Raised in such an unnatural environment, they are weak and pliable, and afraid of the slightest hardship.
The good news — and good is qualified — is that our unnatural bubble of wealth and mollycoddling will shatter. What can’t go on won’t and when most of the population can’t function as adults, the gods of the copybook headings are just around the corner.
The question is, can we be like those men and women of iron who survived things we can barely imagine to get us here?
Or are we going to scream for counseling sessions and safe rooms?
Now is the time to start prepping for what’s ahead, and I don’t mean putting cans in the room under the stairs. I mean preparing yourself, mentally and emotionally.
Read biographies, read about other times and places not like ours, and work to be aware of what really was going on, what life was like back then.
Become aware that you are — even if you’ve struggled — softer and more pampered than most of the mass of humanity. And that humans are, by nature, scavengers. Scavengers adapt and survive anything except abundance and ease. They’re not designed for it.
Prepare now, mentally.
If we get very lucky and we escape the crucible, then we’ll at least be more able to understand the past.
And if we don’t get lucky, we just might survive.
And we’ll have to be strong, because most of the world isn’t equipped to survive. Soemone will have to be men and women of iron who carry others on their shoulders.
And that’s whoever is capable of doing so.

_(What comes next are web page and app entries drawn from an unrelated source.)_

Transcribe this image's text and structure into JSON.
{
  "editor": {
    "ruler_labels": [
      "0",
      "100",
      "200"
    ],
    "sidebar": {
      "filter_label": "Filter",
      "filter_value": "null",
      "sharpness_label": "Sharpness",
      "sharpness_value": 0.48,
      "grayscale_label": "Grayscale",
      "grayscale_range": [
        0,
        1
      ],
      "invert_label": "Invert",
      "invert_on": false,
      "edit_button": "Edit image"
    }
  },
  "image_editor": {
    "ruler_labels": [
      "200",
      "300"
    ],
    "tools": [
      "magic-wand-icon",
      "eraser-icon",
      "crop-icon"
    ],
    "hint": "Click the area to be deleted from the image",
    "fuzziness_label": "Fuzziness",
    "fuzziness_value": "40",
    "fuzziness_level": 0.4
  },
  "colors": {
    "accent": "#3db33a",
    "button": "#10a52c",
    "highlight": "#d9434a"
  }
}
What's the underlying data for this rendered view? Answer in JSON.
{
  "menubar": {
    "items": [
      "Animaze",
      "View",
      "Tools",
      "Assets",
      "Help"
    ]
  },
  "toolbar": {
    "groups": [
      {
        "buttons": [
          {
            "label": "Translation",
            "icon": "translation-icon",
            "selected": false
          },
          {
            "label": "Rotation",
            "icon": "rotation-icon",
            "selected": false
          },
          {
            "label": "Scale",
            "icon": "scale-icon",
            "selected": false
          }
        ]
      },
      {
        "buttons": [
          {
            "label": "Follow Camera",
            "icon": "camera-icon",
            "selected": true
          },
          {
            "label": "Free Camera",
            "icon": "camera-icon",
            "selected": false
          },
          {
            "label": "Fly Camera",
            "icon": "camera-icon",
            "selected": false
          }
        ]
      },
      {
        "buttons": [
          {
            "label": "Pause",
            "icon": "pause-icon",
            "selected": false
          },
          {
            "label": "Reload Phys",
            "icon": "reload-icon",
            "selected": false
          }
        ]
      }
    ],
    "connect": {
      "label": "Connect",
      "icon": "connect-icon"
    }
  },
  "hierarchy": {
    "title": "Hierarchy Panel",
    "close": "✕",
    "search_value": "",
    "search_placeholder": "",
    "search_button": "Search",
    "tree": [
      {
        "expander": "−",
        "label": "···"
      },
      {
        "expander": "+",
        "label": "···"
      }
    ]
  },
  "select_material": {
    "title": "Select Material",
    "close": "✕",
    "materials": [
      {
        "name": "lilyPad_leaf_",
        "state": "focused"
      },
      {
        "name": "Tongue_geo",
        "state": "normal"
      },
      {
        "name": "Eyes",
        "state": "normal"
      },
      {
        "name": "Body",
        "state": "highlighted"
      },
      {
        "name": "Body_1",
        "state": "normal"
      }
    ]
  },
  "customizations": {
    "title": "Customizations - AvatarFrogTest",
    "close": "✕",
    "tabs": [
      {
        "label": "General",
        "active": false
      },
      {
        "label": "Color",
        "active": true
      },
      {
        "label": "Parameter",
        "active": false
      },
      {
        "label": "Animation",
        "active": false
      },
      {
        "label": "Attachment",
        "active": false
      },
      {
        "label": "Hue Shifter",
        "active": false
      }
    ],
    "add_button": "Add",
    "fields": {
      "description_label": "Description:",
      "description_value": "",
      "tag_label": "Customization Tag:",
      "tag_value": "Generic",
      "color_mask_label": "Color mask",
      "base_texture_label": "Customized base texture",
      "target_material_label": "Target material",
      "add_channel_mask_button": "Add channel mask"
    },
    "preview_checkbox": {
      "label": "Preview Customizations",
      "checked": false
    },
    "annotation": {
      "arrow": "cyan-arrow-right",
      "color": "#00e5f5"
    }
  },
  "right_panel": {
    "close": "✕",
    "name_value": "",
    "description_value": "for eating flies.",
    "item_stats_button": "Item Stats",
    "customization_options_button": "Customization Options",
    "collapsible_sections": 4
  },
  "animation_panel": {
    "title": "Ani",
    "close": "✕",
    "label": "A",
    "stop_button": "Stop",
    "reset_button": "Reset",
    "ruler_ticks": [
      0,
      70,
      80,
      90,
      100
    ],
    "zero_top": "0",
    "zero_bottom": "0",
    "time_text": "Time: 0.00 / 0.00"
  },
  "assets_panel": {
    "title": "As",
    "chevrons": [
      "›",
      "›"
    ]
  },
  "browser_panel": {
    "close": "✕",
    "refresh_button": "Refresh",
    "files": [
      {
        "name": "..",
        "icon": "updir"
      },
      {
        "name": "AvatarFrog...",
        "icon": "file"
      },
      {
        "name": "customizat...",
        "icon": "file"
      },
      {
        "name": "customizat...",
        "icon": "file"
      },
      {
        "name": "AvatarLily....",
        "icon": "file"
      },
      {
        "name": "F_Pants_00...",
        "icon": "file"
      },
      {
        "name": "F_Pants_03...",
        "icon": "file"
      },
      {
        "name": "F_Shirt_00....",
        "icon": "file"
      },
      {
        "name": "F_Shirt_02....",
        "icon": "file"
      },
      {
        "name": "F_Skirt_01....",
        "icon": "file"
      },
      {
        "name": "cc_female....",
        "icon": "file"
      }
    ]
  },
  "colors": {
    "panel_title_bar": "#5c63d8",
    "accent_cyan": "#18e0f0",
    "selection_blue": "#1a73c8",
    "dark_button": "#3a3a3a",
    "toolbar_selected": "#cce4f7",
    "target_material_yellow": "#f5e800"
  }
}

We’re the opposite of a hardened population. Being strong is not just how you survive, it’s how your loved ones will survive.
Sursum corda. We will survive this.